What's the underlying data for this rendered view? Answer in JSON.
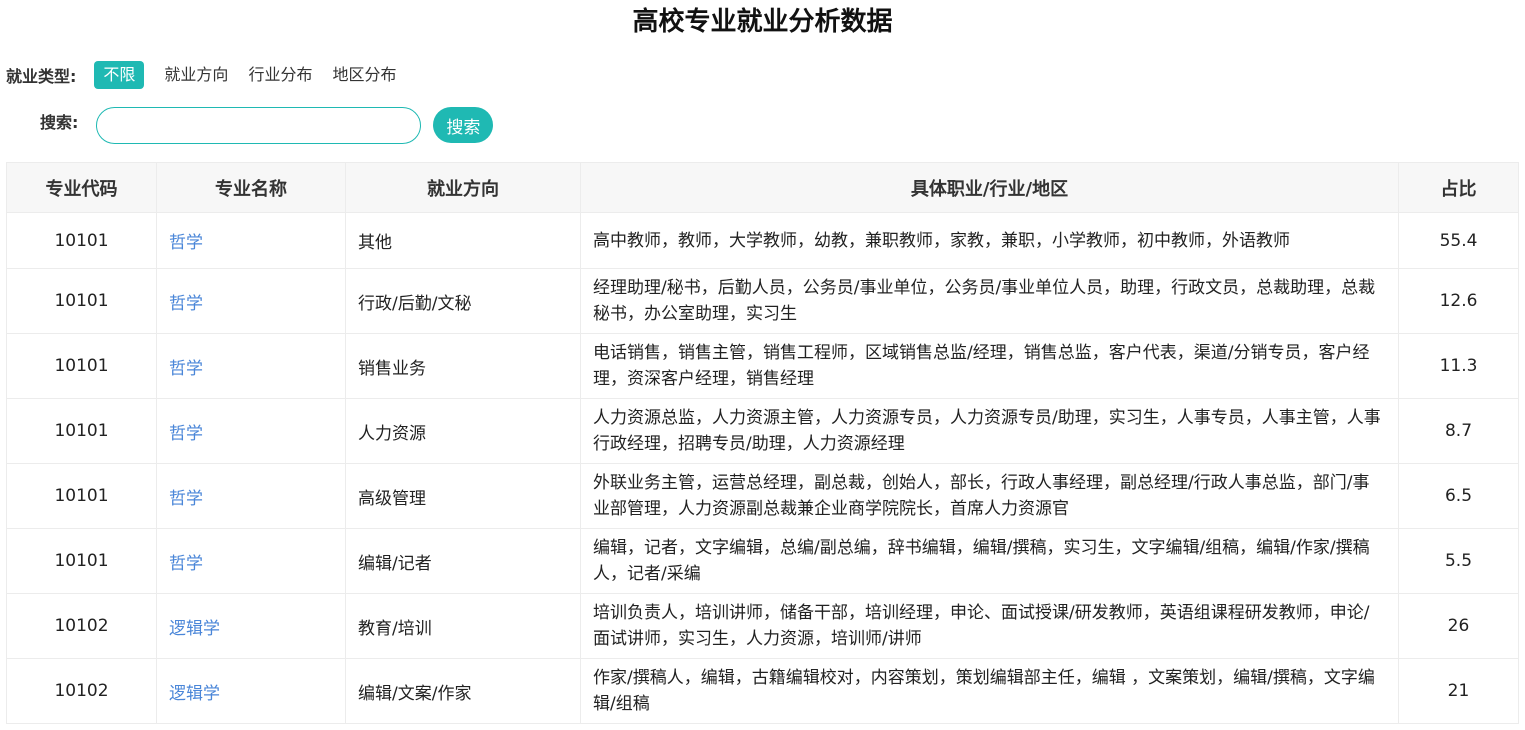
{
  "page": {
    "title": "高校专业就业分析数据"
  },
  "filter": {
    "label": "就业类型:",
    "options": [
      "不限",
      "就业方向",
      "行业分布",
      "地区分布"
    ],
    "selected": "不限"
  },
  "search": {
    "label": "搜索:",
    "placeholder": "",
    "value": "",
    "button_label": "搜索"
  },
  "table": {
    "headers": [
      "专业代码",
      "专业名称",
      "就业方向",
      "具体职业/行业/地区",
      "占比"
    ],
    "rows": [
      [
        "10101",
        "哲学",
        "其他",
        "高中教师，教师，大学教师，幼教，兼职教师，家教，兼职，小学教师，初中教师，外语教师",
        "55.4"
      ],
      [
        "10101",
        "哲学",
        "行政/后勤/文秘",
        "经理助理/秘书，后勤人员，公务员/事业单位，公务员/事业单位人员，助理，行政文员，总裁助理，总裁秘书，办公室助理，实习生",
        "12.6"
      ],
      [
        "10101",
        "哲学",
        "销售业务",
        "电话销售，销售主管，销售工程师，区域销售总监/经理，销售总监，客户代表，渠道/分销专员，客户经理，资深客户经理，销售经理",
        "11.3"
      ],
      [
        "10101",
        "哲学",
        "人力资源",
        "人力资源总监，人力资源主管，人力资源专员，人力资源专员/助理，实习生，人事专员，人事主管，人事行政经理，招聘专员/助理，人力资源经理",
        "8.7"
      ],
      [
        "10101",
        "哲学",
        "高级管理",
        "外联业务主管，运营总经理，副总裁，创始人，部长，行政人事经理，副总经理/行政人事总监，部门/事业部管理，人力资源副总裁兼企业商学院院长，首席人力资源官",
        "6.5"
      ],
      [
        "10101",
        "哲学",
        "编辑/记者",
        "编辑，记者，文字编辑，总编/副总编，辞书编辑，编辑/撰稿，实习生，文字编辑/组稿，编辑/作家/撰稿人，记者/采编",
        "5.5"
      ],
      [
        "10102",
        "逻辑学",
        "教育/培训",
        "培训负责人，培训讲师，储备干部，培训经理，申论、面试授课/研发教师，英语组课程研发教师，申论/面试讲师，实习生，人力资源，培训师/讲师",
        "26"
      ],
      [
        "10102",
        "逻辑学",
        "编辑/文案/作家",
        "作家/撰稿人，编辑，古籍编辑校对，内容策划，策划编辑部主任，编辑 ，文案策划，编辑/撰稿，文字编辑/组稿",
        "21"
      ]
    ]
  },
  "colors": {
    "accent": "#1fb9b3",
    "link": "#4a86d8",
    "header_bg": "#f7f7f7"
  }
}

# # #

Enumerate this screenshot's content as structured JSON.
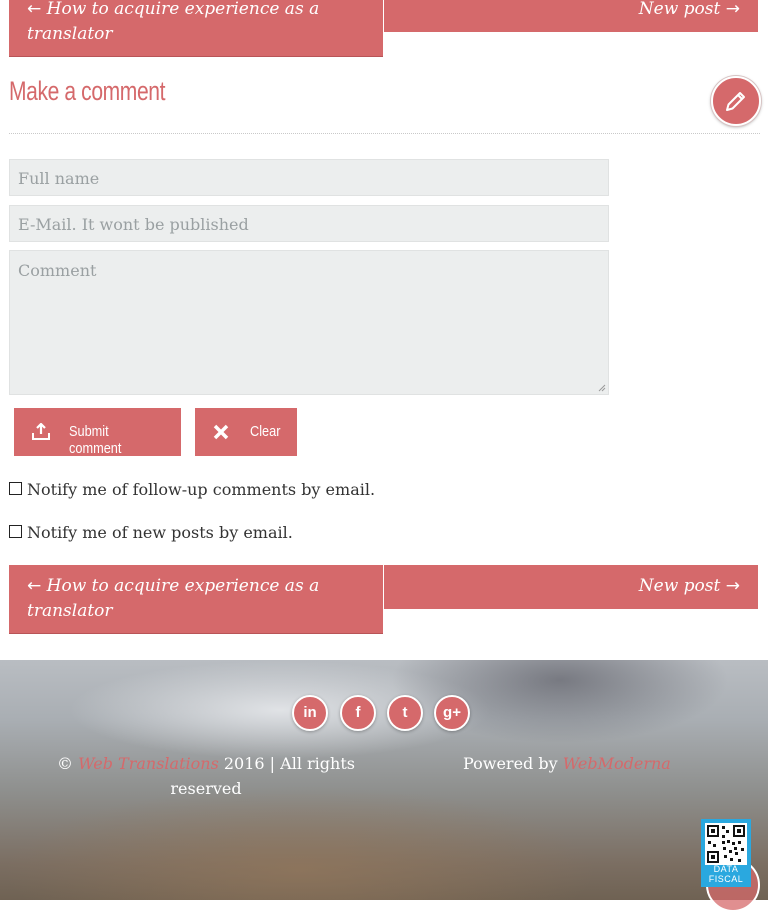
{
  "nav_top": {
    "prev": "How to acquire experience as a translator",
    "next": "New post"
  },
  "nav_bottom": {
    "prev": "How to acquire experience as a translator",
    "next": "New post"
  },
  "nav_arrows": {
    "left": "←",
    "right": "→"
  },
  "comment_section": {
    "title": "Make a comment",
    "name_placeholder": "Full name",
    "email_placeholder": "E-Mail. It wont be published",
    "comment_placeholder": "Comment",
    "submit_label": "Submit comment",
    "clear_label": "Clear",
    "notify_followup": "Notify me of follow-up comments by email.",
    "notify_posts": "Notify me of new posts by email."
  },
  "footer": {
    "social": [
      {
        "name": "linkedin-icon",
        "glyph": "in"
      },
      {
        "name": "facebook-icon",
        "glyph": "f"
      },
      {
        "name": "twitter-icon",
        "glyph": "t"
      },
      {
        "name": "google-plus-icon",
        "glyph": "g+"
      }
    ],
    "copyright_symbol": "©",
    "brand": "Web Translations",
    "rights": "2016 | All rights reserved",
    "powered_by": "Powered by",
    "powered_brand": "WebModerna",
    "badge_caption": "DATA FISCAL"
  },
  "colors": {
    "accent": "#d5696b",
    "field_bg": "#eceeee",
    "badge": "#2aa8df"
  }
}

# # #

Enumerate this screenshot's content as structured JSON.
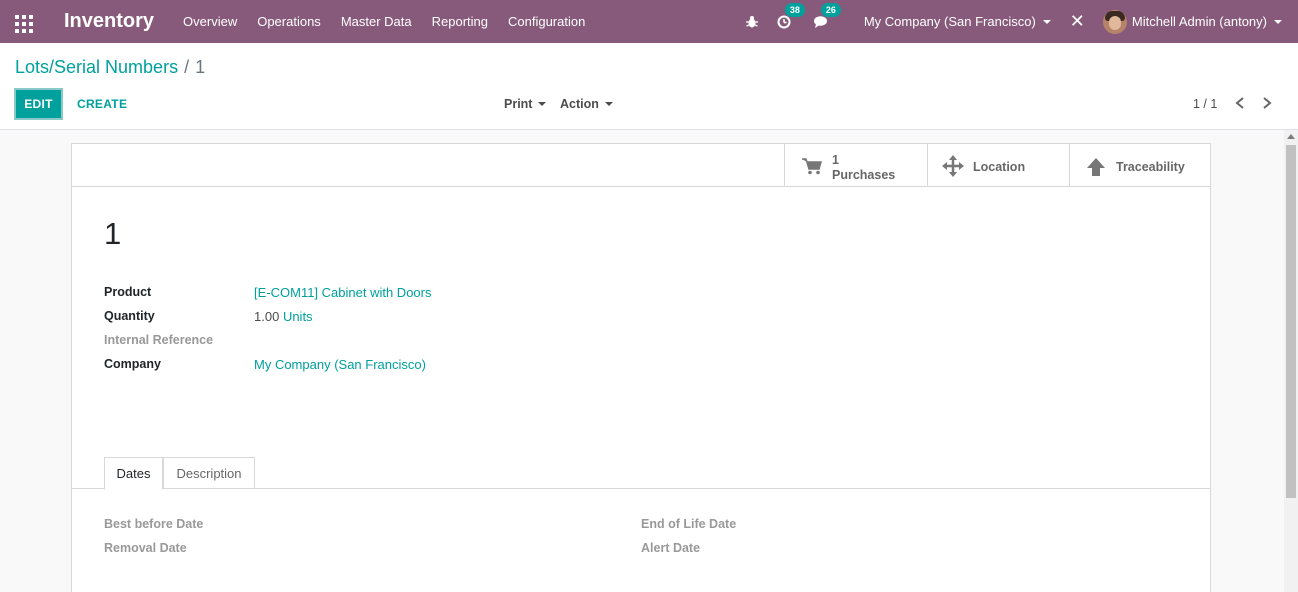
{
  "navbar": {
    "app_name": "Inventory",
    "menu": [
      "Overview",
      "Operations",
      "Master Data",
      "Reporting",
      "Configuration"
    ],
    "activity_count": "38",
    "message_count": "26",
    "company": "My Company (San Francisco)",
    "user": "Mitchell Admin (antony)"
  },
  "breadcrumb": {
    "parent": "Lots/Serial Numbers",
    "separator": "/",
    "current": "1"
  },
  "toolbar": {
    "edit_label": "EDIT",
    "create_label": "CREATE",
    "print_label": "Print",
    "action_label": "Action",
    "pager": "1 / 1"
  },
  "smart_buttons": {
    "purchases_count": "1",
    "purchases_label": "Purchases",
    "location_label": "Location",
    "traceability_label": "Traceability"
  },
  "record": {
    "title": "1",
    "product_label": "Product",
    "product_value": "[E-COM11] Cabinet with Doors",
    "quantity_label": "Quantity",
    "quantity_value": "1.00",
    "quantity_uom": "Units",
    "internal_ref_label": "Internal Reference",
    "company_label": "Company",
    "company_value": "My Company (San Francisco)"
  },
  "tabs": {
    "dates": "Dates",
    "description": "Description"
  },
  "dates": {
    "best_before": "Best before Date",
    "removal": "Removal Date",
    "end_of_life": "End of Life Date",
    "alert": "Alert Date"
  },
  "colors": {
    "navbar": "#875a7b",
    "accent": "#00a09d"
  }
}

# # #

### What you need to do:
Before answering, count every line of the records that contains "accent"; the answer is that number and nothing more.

### Solution:
3